Wilson, who was surprised to learn he was the Razorbacks’ top rusher, said he hadn’t led his team since gaining 71 yards for Greenwood as a senior in 2007.

“Most of it was on one play,” he said. “I caught them sleeping.” Change the channel

It was a horrible season to watch the Razorbacks, but that was especially true when they played on CBS.

Arkansas finished 0-3 in CBS games this season, losing to Alabama, South Carolina and LSU by a combined 100-33.

Interim records

Interim coaches are 2-1 in the Arkansas-LSU series since the teams became SEC rivals in 1992 after the Tigers beat the Razorbacks and John L. Smith, who became the Razorbacks’ interim coach in April.

Joe Kines won 30-6 as Arkansas’ interim coach in 1992, the last time the teams had played in Fayetteville before Friday’s game.

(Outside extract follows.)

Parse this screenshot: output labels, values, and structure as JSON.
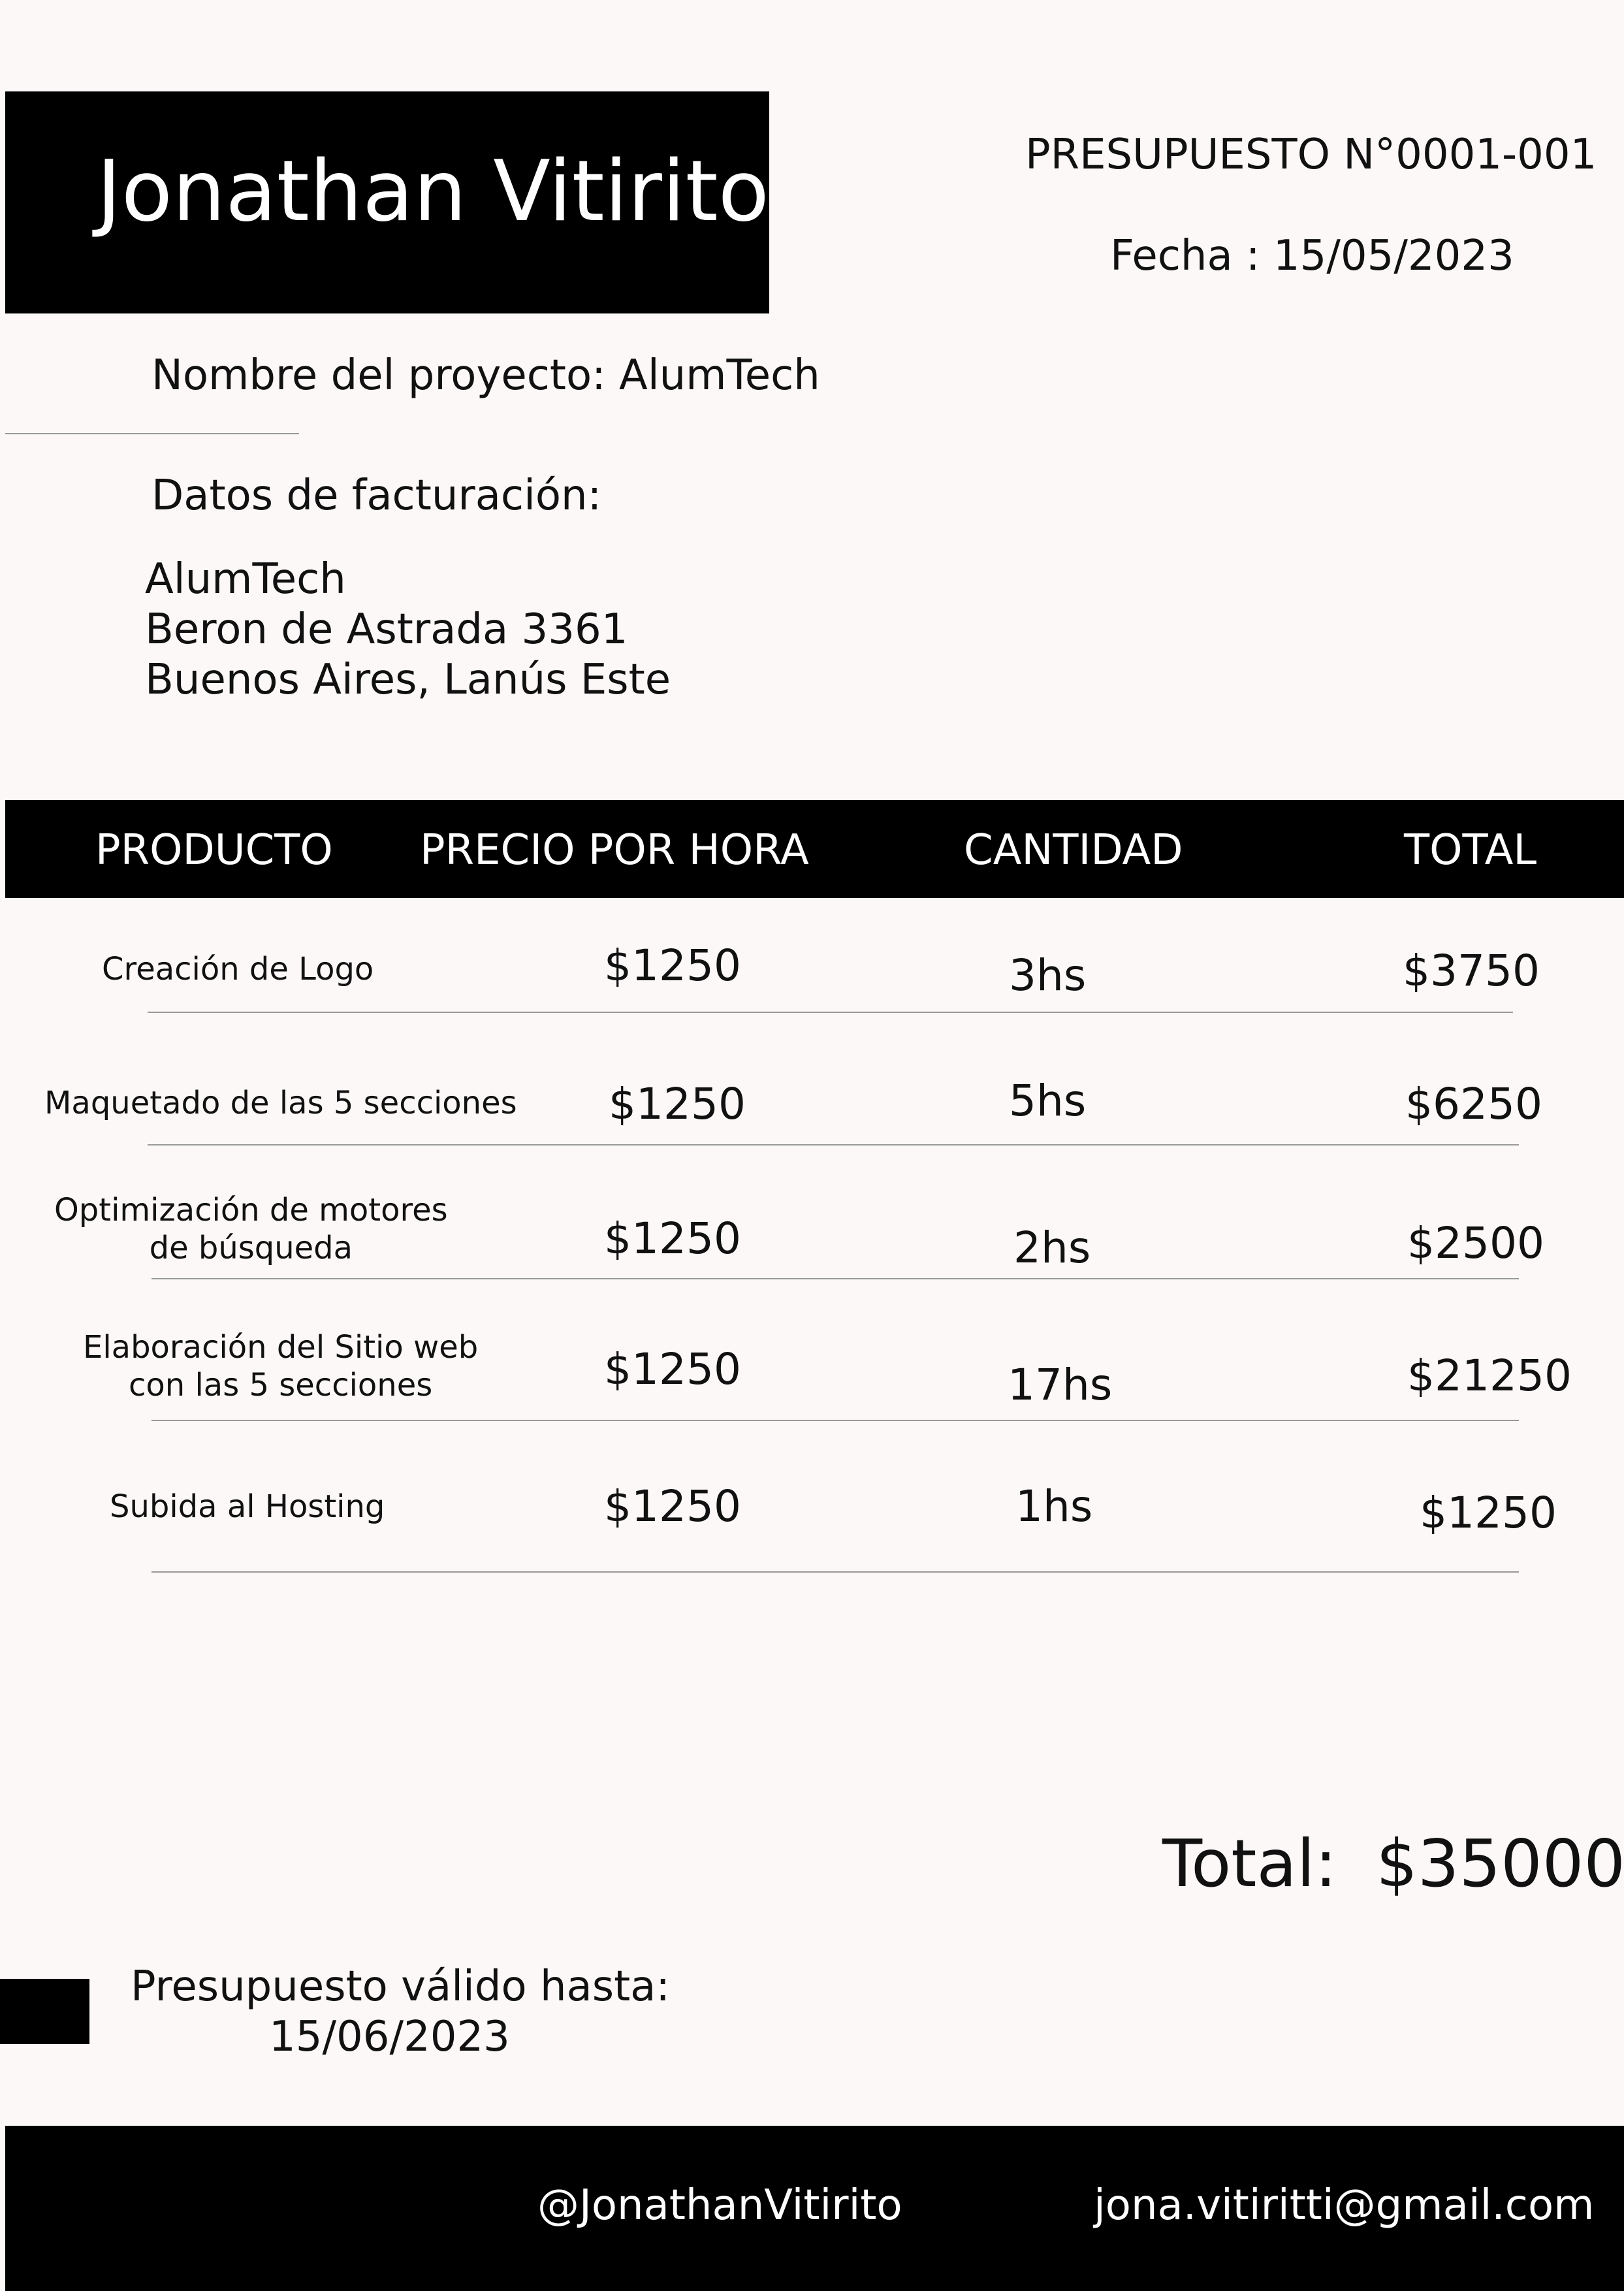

Hal Hunter served one game as LSU’s interim coach - after Gerry DiNardo was fired - when the Tigers beat the Razorbacks 35-10 in Baton Rouge in 1999.

Back in the game

Arkansas senior linebacker Terrell Williams and junior receiver Brandon Mitchell played Friday after serving suspensions. Williams was suspended for the previous two games after being arrested for driving while intoxicated. Mitchell had a four-game suspension imposed by Arkansas for an undisclosed violation of team rules.

For starters

Arkansas center Travis Swanson and guard Alvin Bailey, both redshirt juniors, started every game the past three seasons. Friday marked their 38th consecutive starts.

Other Razorbacks to start every game this season were receiver Cobi Hamilton, safety Ross Rasner and defensive ends Chris Smith and Trey Flowers.

David Hurd started the first 11 games at offensive tackle, but he was replaced Friday by Brey Cook, who started at tackle along with Jason Peacock.

The series

LSU extended its lead in the Tigers’ series against Arkansas to 36-20-2, including 13-8 in SEC games. LSU’s longest winning streak in the series since Arkansas joined the SEC is four games. The Tigers won four in a row from 1994-1997 and 2003-2006.

The teams are 3-3 against each other since 2007.

Sports, Pages 28 on 11/24/2012